Exiting an app as soon as you are done with it is good practice. But pressing the back button or going back to the home screen may not terminate the app, but just keep it running in the background. The best way to do this is to keep clearing your “Recents” frequently.
Widgets displayed on your home screen need to constantly update themselves with new data to display current content. This means that the widget runs in the background. As a rule of thumb, keep widgets at a minimum to conserve battery life.
Manage apps’ battery optimization and updating
The rule of thumb here is to keep only those apps that you frequently use. Keeping too many apps may slow down your phone and reduce battery life in different ways. You can do two things.
- First, view how much of the battery power an app is using by going to
Settings > Battery. You can decide then to uninstall apps that use a lot of your battery which you don’t necessarily need.
- In the Battery menu, tap the menu in the top-right corner of the window and select Battery Optimization. An app that is marked as “Not Optimized” app will run in the background on its own schedule. Apps that are not required to run at all times should be optimized for better battery life.
The Play Store’s Auto update feature continuously monitors for app updates, and the short explanation is that frequent update monitoring can affect your battery life. Make sure that the Play Store is set to enable updates only over WiFi.
Turn off specific app notifications
This is one of the radical moves you can do to lower battery drain. You can decide to turn off an app’s notification privileges so that they don’t consume battery power. But make sure that you really don’t need the app to notify you. Obviously, you can’t do this to messaging apps and email apps. But the notifications for other apps installed on your phone can be disabled.
- Go to
Settings > Notifications.
- Under Application Notifications, you can view app specific settings for notifications.
- Turn off notifications for an app by toggling or tapping on the option to “turn off” or “block all”.

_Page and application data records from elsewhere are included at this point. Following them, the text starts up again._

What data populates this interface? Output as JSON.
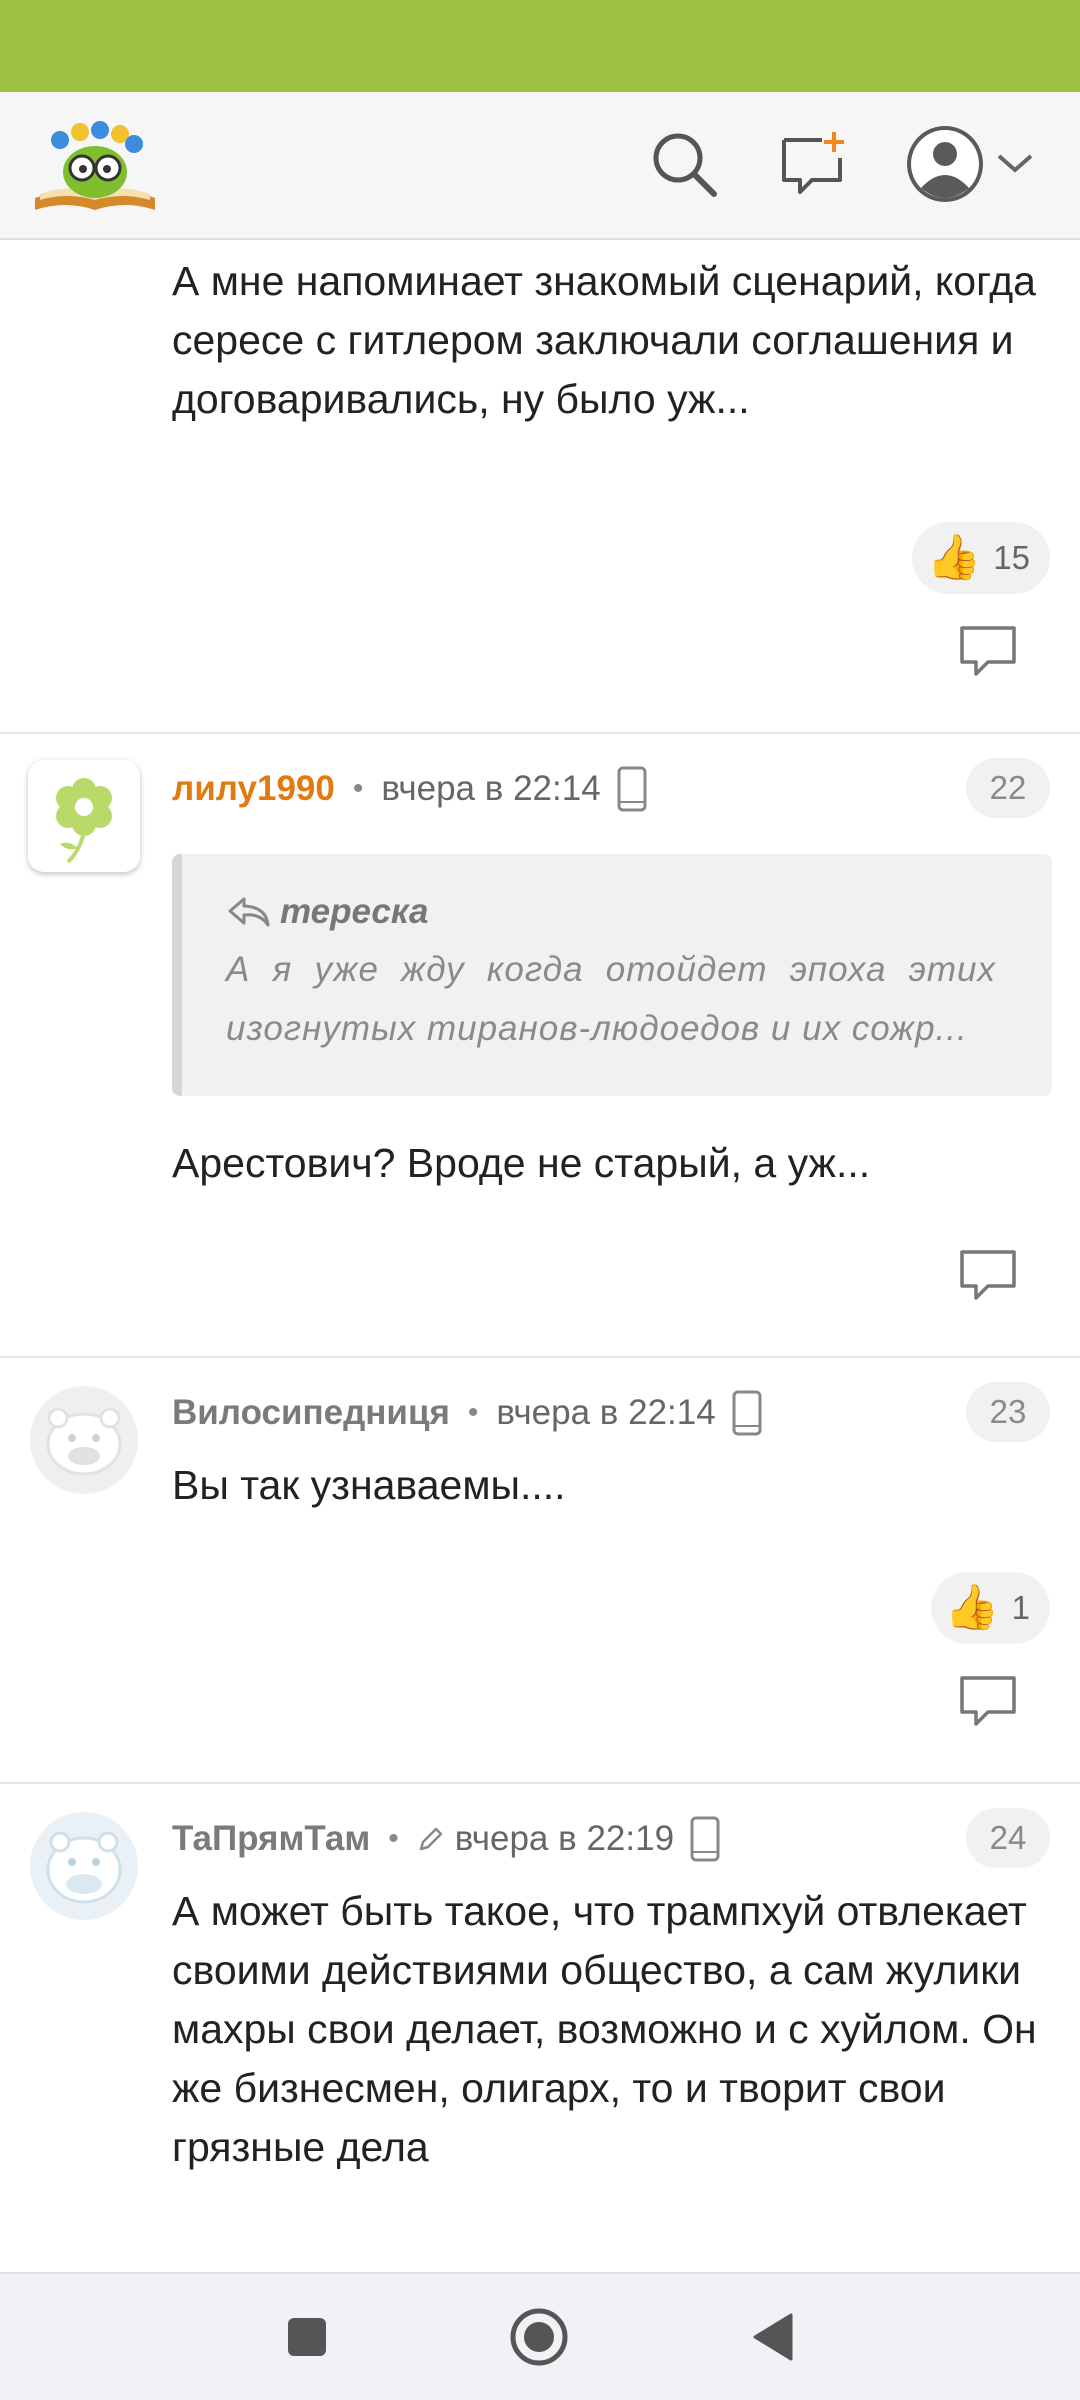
{
  "colors": {
    "status_bar": "#9dc243",
    "accent_orange": "#e37a10"
  },
  "header": {
    "icons": [
      "logo-icon",
      "search-icon",
      "new-message-icon",
      "user-avatar-icon",
      "chevron-down-icon"
    ]
  },
  "comments": [
    {
      "text": "А мне напоминает знакомый сценарий, когда сересе с гитлером заключали соглашения и договаривались, ну было уж...",
      "likes": "15"
    },
    {
      "author": "лилу1990",
      "time": "вчера в 22:14",
      "number": "22",
      "quote_author": "тереска",
      "quote_text": "А я уже жду когда отойдет эпоха этих изогнутых тиранов-людоедов и их сожр...",
      "text": "Арестович? Вроде не старый, а уж..."
    },
    {
      "author": "Вилосипедниця",
      "time": "вчера в 22:14",
      "number": "23",
      "text": "Вы так узнаваемы....",
      "likes": "1"
    },
    {
      "author": "ТаПрямТам",
      "time": "вчера в 22:19",
      "number": "24",
      "text": "А может быть такое, что трампхуй отвлекает своими действиями общество, а сам жулики махры свои делает, возможно и с хуйлом. Он же бизнесмен, олигарх, то и творит свои грязные дела"
    }
  ],
  "navbar": {
    "icons": [
      "recent-apps-icon",
      "home-icon",
      "back-icon"
    ]
  }
}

We won’t be recommending this app unless there is good reason to. This app is a boon to all phones, and it just works. Greenify saves your battery life by pushing apps into a kind of hibernation mode. It stops an app from running in the background, and it also prevents it from starting until you manually tap on it to run it. Select the apps you want to hibernate and never have to worry about that again.